> **Task requirements**: Each record below gets repeated exactly, and pictures stay out of the copy.

> **Given data**:
-*-

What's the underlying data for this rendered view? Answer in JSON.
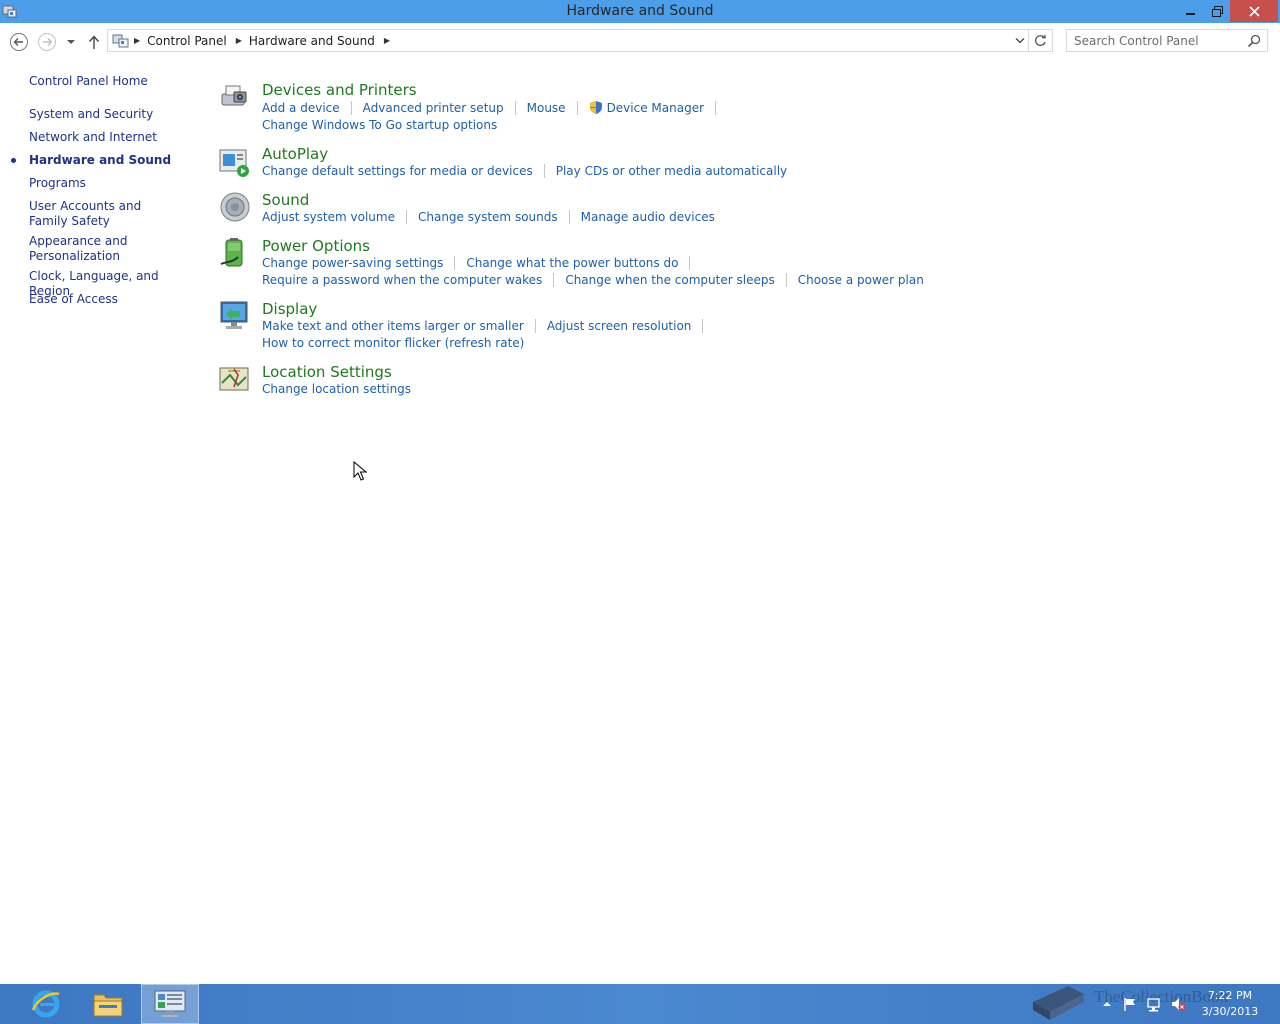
{
  "window": {
    "title": "Hardware and Sound"
  },
  "address": {
    "crumbs": [
      "Control Panel",
      "Hardware and Sound"
    ],
    "search_placeholder": "Search Control Panel"
  },
  "left_pane": {
    "items": [
      {
        "label": "Control Panel Home"
      },
      {
        "label": "System and Security"
      },
      {
        "label": "Network and Internet"
      },
      {
        "label": "Hardware and Sound",
        "active": true
      },
      {
        "label": "Programs"
      },
      {
        "label": "User Accounts and Family Safety"
      },
      {
        "label": "Appearance and Personalization"
      },
      {
        "label": "Clock, Language, and Region"
      },
      {
        "label": "Ease of Access"
      }
    ]
  },
  "categories": {
    "devices": {
      "title": "Devices and Printers",
      "links": [
        "Add a device",
        "Advanced printer setup",
        "Mouse",
        "Device Manager",
        "Change Windows To Go startup options"
      ]
    },
    "autoplay": {
      "title": "AutoPlay",
      "links": [
        "Change default settings for media or devices",
        "Play CDs or other media automatically"
      ]
    },
    "sound": {
      "title": "Sound",
      "links": [
        "Adjust system volume",
        "Change system sounds",
        "Manage audio devices"
      ]
    },
    "power": {
      "title": "Power Options",
      "links": [
        "Change power-saving settings",
        "Change what the power buttons do",
        "Require a password when the computer wakes",
        "Change when the computer sleeps",
        "Choose a power plan"
      ]
    },
    "display": {
      "title": "Display",
      "links": [
        "Make text and other items larger or smaller",
        "Adjust screen resolution",
        "How to correct monitor flicker (refresh rate)"
      ]
    },
    "location": {
      "title": "Location Settings",
      "links": [
        "Change location settings"
      ]
    }
  },
  "taskbar": {
    "clock_time": "7:22 PM",
    "clock_date": "3/30/2013",
    "watermark": "TheCollectionBook"
  },
  "colors": {
    "titlebar": "#4c9ee8",
    "close": "#c7504d",
    "link": "#1e5fad",
    "category_title": "#1e7a1e",
    "nav_text": "#1e3287",
    "taskbar": "#4a88d0"
  }
}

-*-

> **Finished task**:
What's the underlying data for this rendered view? Answer in JSON.
{
  "window": {
    "title": "Hardware and Sound"
  },
  "address": {
    "crumbs": [
      "Control Panel",
      "Hardware and Sound"
    ],
    "search_placeholder": "Search Control Panel"
  },
  "left_pane": {
    "items": [
      {
        "label": "Control Panel Home"
      },
      {
        "label": "System and Security"
      },
      {
        "label": "Network and Internet"
      },
      {
        "label": "Hardware and Sound",
        "active": true
      },
      {
        "label": "Programs"
      },
      {
        "label": "User Accounts and Family Safety"
      },
      {
        "label": "Appearance and Personalization"
      },
      {
        "label": "Clock, Language, and Region"
      },
      {
        "label": "Ease of Access"
      }
    ]
  },
  "categories": {
    "devices": {
      "title": "Devices and Printers",
      "links": [
        "Add a device",
        "Advanced printer setup",
        "Mouse",
        "Device Manager",
        "Change Windows To Go startup options"
      ]
    },
    "autoplay": {
      "title": "AutoPlay",
      "links": [
        "Change default settings for media or devices",
        "Play CDs or other media automatically"
      ]
    },
    "sound": {
      "title": "Sound",
      "links": [
        "Adjust system volume",
        "Change system sounds",
        "Manage audio devices"
      ]
    },
    "power": {
      "title": "Power Options",
      "links": [
        "Change power-saving settings",
        "Change what the power buttons do",
        "Require a password when the computer wakes",
        "Change when the computer sleeps",
        "Choose a power plan"
      ]
    },
    "display": {
      "title": "Display",
      "links": [
        "Make text and other items larger or smaller",
        "Adjust screen resolution",
        "How to correct monitor flicker (refresh rate)"
      ]
    },
    "location": {
      "title": "Location Settings",
      "links": [
        "Change location settings"
      ]
    }
  },
  "taskbar": {
    "clock_time": "7:22 PM",
    "clock_date": "3/30/2013",
    "watermark": "TheCollectionBook"
  },
  "colors": {
    "titlebar": "#4c9ee8",
    "close": "#c7504d",
    "link": "#1e5fad",
    "category_title": "#1e7a1e",
    "nav_text": "#1e3287",
    "taskbar": "#4a88d0"
  }
}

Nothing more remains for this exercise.